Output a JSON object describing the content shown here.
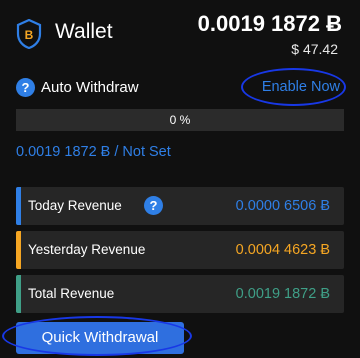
{
  "header": {
    "logo_icon": "bitcoin-shield-icon",
    "title": "Wallet",
    "balance_btc": "0.0019 1872 Ƀ",
    "balance_usd": "$ 47.42"
  },
  "auto_withdraw": {
    "help_icon": "question-icon",
    "help_glyph": "?",
    "label": "Auto Withdraw",
    "enable_label": "Enable Now",
    "progress_percent": 0,
    "progress_text": "0 %",
    "threshold_text": "0.0019 1872 Ƀ / Not Set"
  },
  "revenue": [
    {
      "label": "Today Revenue",
      "value": "0.0000 6506 Ƀ",
      "accent": "#2f7fe6",
      "has_help": true,
      "help_glyph": "?"
    },
    {
      "label": "Yesterday Revenue",
      "value": "0.0004 4623 Ƀ",
      "accent": "#f5a623"
    },
    {
      "label": "Total Revenue",
      "value": "0.0019 1872 Ƀ",
      "accent": "#3f9f87"
    }
  ],
  "actions": {
    "quick_withdrawal_label": "Quick Withdrawal"
  },
  "colors": {
    "background": "#101010",
    "primary_blue": "#2f7fe6",
    "orange": "#f5a623",
    "teal": "#3f9f87",
    "highlight_ring": "#1838e6"
  }
}
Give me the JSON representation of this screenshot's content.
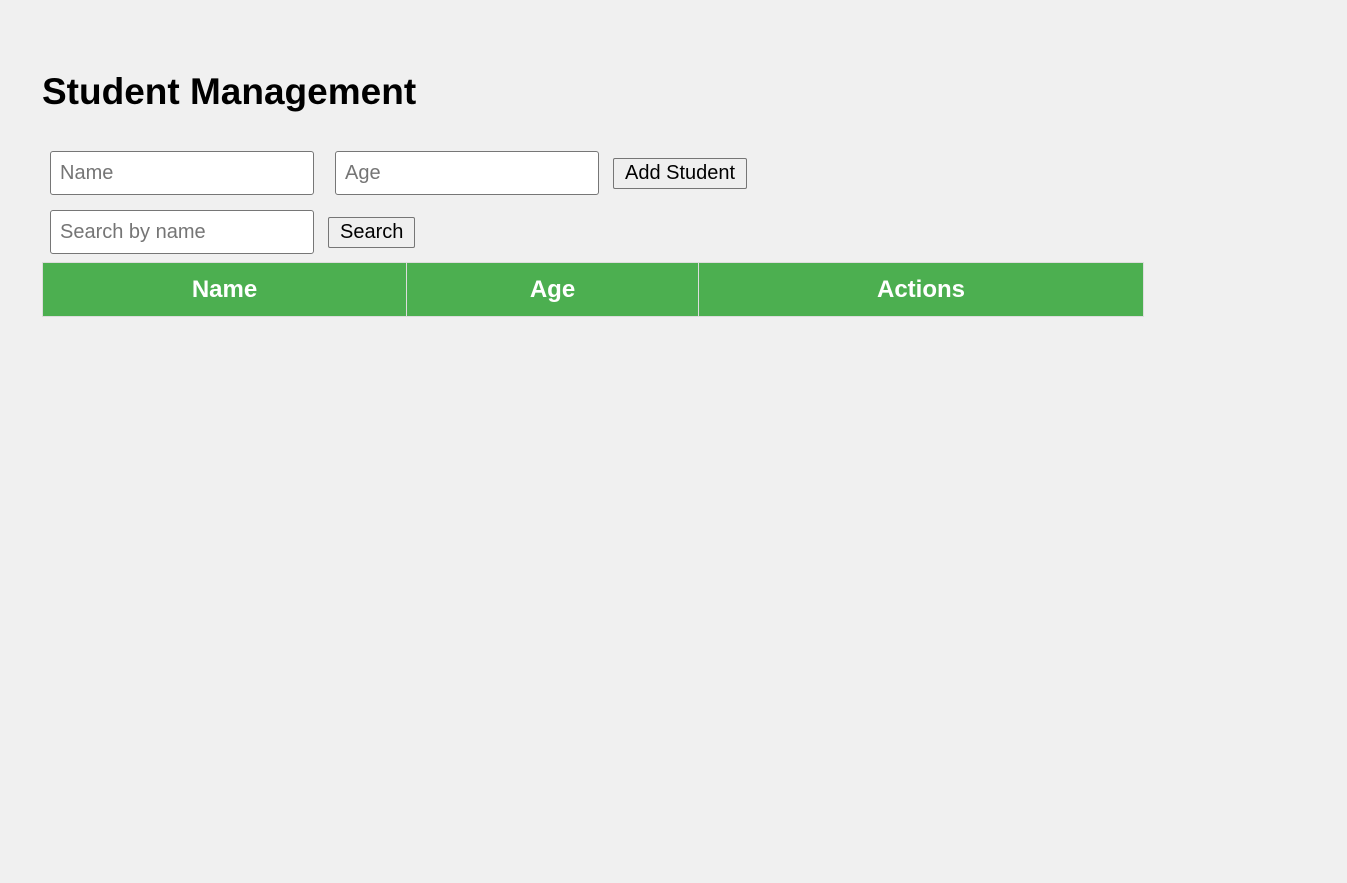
{
  "page": {
    "title": "Student Management"
  },
  "form": {
    "name_placeholder": "Name",
    "name_value": "",
    "age_placeholder": "Age",
    "age_value": "",
    "add_button_label": "Add Student"
  },
  "search": {
    "placeholder": "Search by name",
    "value": "",
    "button_label": "Search"
  },
  "table": {
    "columns": [
      "Name",
      "Age",
      "Actions"
    ],
    "rows": []
  },
  "colors": {
    "background": "#f0f0f0",
    "header_bg": "#4caf50",
    "header_text": "#ffffff"
  }
}
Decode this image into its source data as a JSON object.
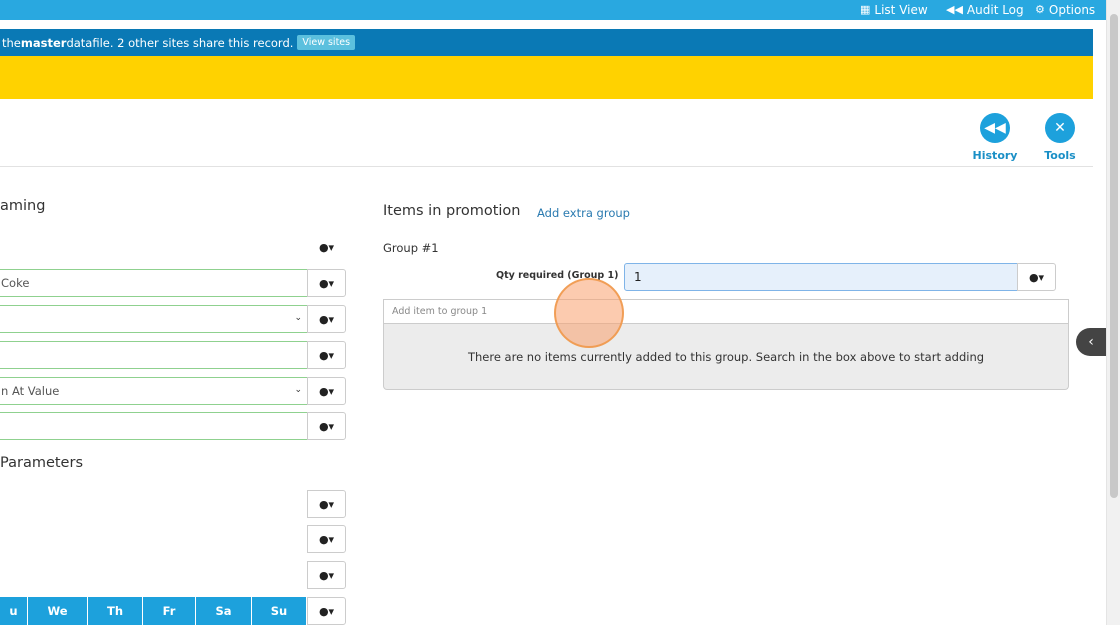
{
  "topnav": {
    "list_view": "List View",
    "audit_log": "Audit Log",
    "options": "Options"
  },
  "info": {
    "prefix": "the ",
    "bold": "master",
    "suffix": " datafile. 2 other sites share this record.",
    "button": "View sites"
  },
  "toolbar": {
    "history": "History",
    "tools": "Tools"
  },
  "left": {
    "section1_title": "aming",
    "fields": [
      {
        "value": "Coke"
      },
      {
        "value": ""
      },
      {
        "value": ""
      },
      {
        "value": "n At Value"
      },
      {
        "value": ""
      }
    ],
    "section2_title": "Parameters",
    "days": [
      "u",
      "We",
      "Th",
      "Fr",
      "Sa",
      "Su"
    ]
  },
  "right": {
    "title": "Items in promotion",
    "add_group": "Add extra group",
    "group_label": "Group #1",
    "qty_label": "Qty required (Group 1)",
    "qty_value": "1",
    "add_item_placeholder": "Add item to group 1",
    "empty_message": "There are no items currently added to this group. Search in the box above to start adding"
  },
  "colors": {
    "topbar": "#29a8e0",
    "infobar": "#0a79b5",
    "warning": "#ffd200",
    "accent": "#1da1dc"
  }
}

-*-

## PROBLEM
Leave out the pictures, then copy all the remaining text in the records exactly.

## RESPONSE BELOW
Output a JSON object describing the content shown here.
{
  "header": {
    "logo_icon": "bitcoin-shield-icon",
    "title": "Wallet",
    "balance_btc": "0.0019 1872 Ƀ",
    "balance_usd": "$ 47.42"
  },
  "auto_withdraw": {
    "help_icon": "question-icon",
    "help_glyph": "?",
    "label": "Auto Withdraw",
    "enable_label": "Enable Now",
    "progress_percent": 0,
    "progress_text": "0 %",
    "threshold_text": "0.0019 1872 Ƀ / Not Set"
  },
  "revenue": [
    {
      "label": "Today Revenue",
      "value": "0.0000 6506 Ƀ",
      "accent": "#2f7fe6",
      "has_help": true,
      "help_glyph": "?"
    },
    {
      "label": "Yesterday Revenue",
      "value": "0.0004 4623 Ƀ",
      "accent": "#f5a623"
    },
    {
      "label": "Total Revenue",
      "value": "0.0019 1872 Ƀ",
      "accent": "#3f9f87"
    }
  ],
  "actions": {
    "quick_withdrawal_label": "Quick Withdrawal"
  },
  "colors": {
    "background": "#101010",
    "primary_blue": "#2f7fe6",
    "orange": "#f5a623",
    "teal": "#3f9f87",
    "highlight_ring": "#1838e6"
  }
}
Give me the JSON representation of this screenshot's content.
{
  "page": {
    "title": "Student Management"
  },
  "form": {
    "name_placeholder": "Name",
    "name_value": "",
    "age_placeholder": "Age",
    "age_value": "",
    "add_button_label": "Add Student"
  },
  "search": {
    "placeholder": "Search by name",
    "value": "",
    "button_label": "Search"
  },
  "table": {
    "columns": [
      "Name",
      "Age",
      "Actions"
    ],
    "rows": []
  },
  "colors": {
    "background": "#f0f0f0",
    "header_bg": "#4caf50",
    "header_text": "#ffffff"
  }
}
Decode this image into its source data as a JSON object.
{
  "topnav": {
    "list_view": "List View",
    "audit_log": "Audit Log",
    "options": "Options"
  },
  "info": {
    "prefix": "the ",
    "bold": "master",
    "suffix": " datafile. 2 other sites share this record.",
    "button": "View sites"
  },
  "toolbar": {
    "history": "History",
    "tools": "Tools"
  },
  "left": {
    "section1_title": "aming",
    "fields": [
      {
        "value": "Coke"
      },
      {
        "value": ""
      },
      {
        "value": ""
      },
      {
        "value": "n At Value"
      },
      {
        "value": ""
      }
    ],
    "section2_title": "Parameters",
    "days": [
      "u",
      "We",
      "Th",
      "Fr",
      "Sa",
      "Su"
    ]
  },
  "right": {
    "title": "Items in promotion",
    "add_group": "Add extra group",
    "group_label": "Group #1",
    "qty_label": "Qty required (Group 1)",
    "qty_value": "1",
    "add_item_placeholder": "Add item to group 1",
    "empty_message": "There are no items currently added to this group. Search in the box above to start adding"
  },
  "colors": {
    "topbar": "#29a8e0",
    "infobar": "#0a79b5",
    "warning": "#ffd200",
    "accent": "#1da1dc"
  }
}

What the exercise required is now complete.